Becker pointed to the numerous federal agencies involved in the regulation of the U.S. financial services industry, adding that the FSOC should coordinate the activities of those agencies.
“This duty includes facilitating information-sharing and coordination among the member agencies of domestic financial services policy development, rule-making, examinations, reporting requirements and enforcement actions,” Becker said. “Through this role, the FSOC is effectively charged with ameliorating weaknesses within the regulatory structure, promoting a safer and more stable system.”
The FSOC was established under the 2010 Dodd-Frank Act and is staffed by Geithner, as well as heads of the Federal Deposit Insurance Corp., Federal Reserve Board, Consumer Financial Protection Bureau and Office of the Comptroller of the Currency.
Becker said that the numerous rules issued by federal agencies are accompanied by a significant regulatory burden.
“As we have approached each agency regarding the ever-increasing regulatory burden, they quickly respond that the rules being issued by other agencies are outside of their purview,” Becker said. “NAFCU believes the FSOC is well-positioned to rectify this lack of coordination.”

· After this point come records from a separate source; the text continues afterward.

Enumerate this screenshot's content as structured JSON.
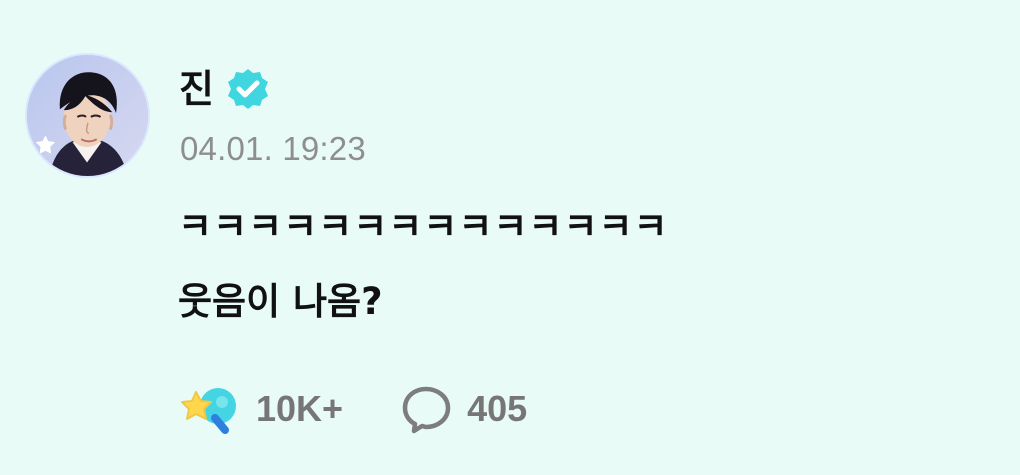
{
  "post": {
    "author": {
      "name": "진",
      "verified_icon": "verified-badge-icon",
      "avatar_badge_icon": "star-icon"
    },
    "timestamp": "04.01. 19:23",
    "lines": [
      "ㅋㅋㅋㅋㅋㅋㅋㅋㅋㅋㅋㅋㅋㅋ",
      "웃음이 나옴?"
    ],
    "stats": {
      "likes": "10K+",
      "comments": "405",
      "like_icon": "star-pick-icon",
      "comment_icon": "comment-bubble-icon"
    },
    "colors": {
      "background": "#e8fbf7",
      "text": "#111111",
      "muted": "#8e8e8e",
      "accent": "#34d1d8"
    }
  }
}
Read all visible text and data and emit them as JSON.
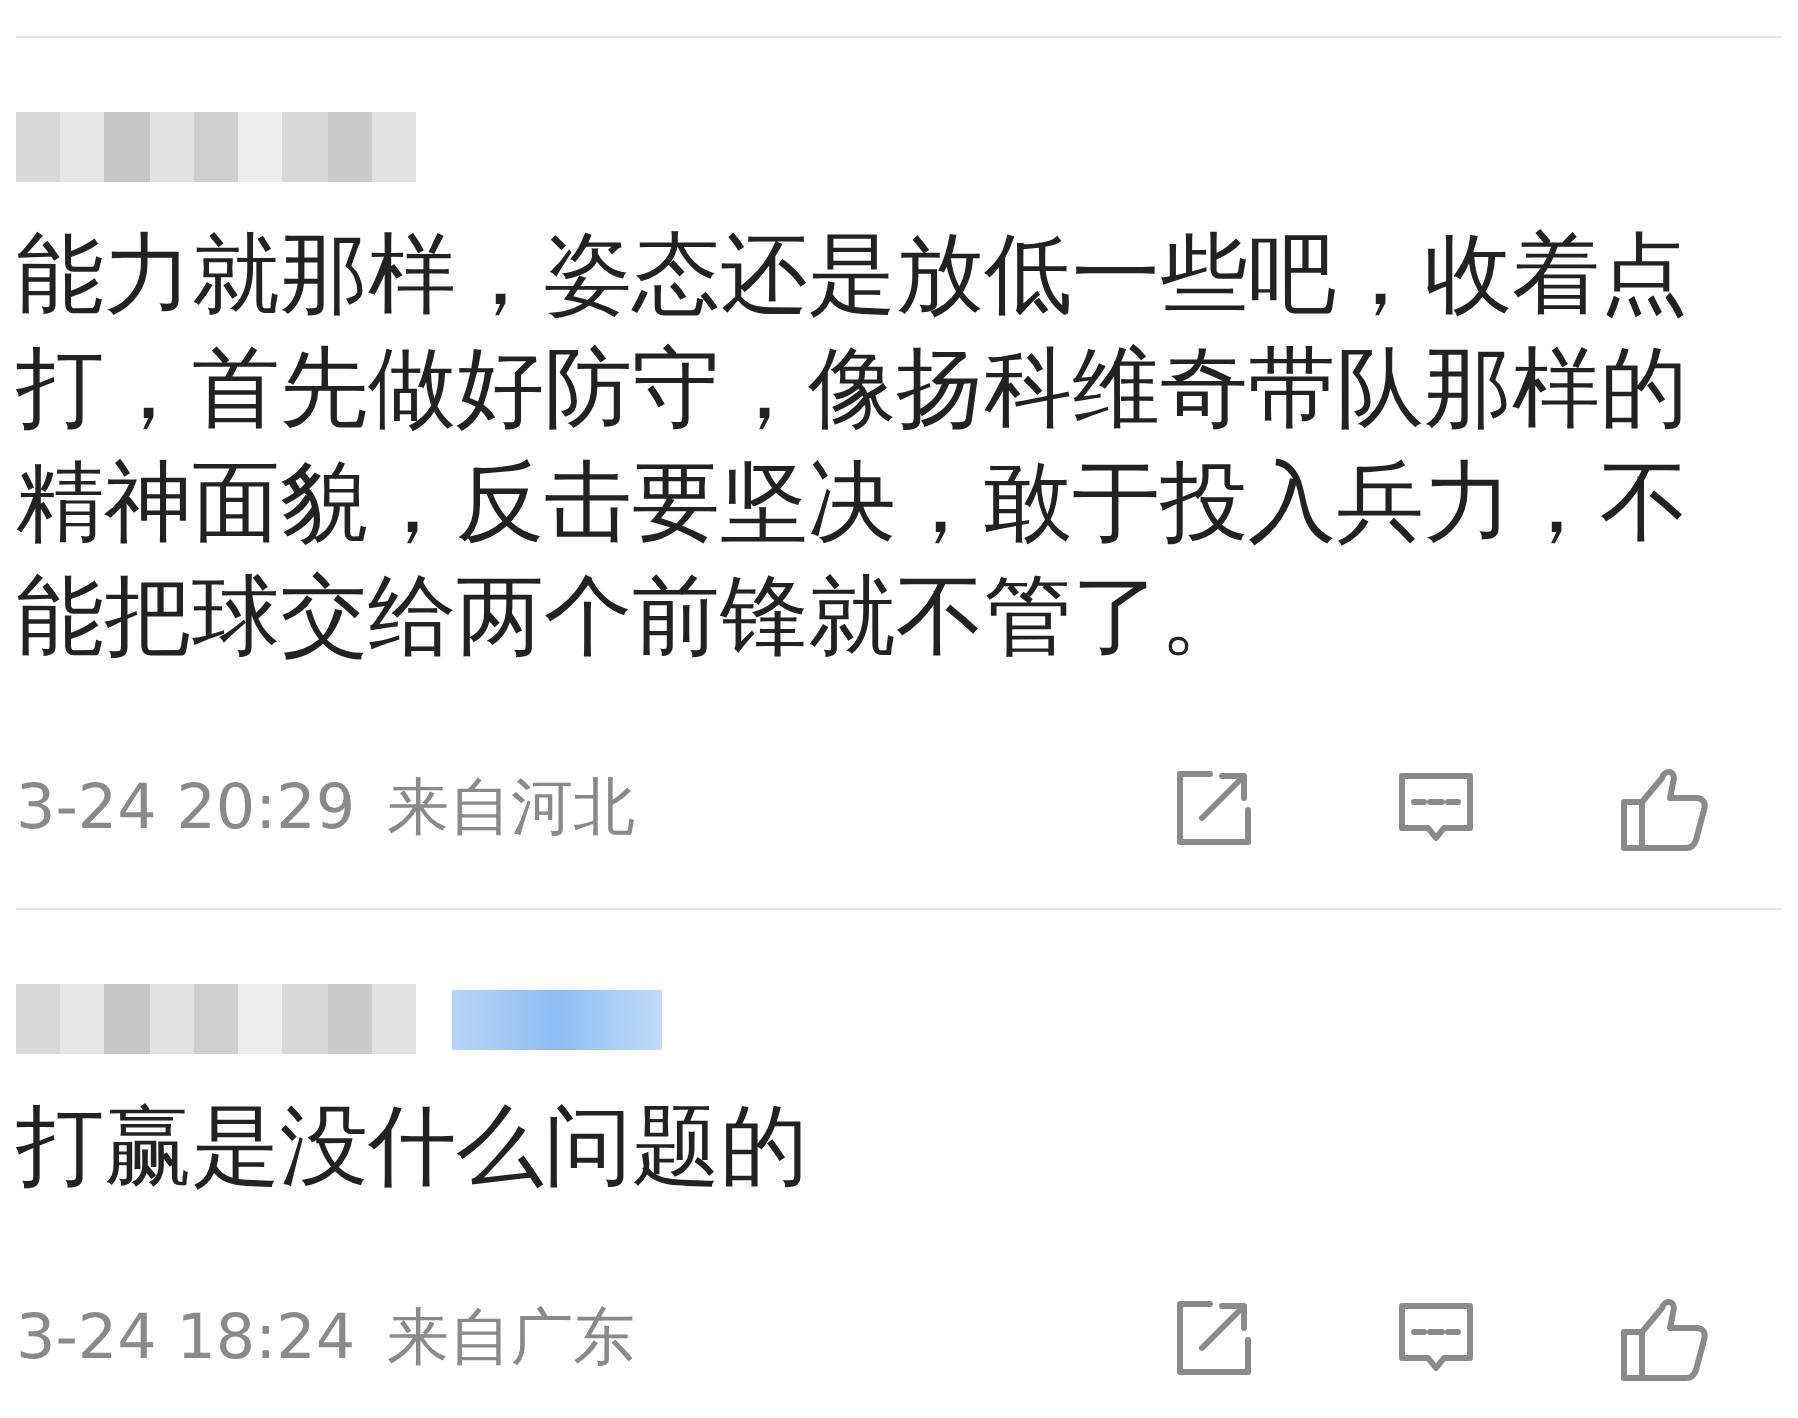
{
  "comments": [
    {
      "badge": false,
      "text": "能力就那样，姿态还是放低一些吧，收着点打，首先做好防守，像扬科维奇带队那样的精神面貌，反击要坚决，敢于投入兵力，不能把球交给两个前锋就不管了。",
      "time": "3-24 20:29",
      "location": "来自河北"
    },
    {
      "badge": true,
      "text": "打赢是没什么问题的",
      "time": "3-24 18:24",
      "location": "来自广东"
    }
  ]
}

Additionally, Becker said that the FSOC should establish a policy that requires member agencies to utilize cost-benefit analysis before issuing new rules, adding that those agencies should repeat the analyses one year after implementation and every two years thereafter.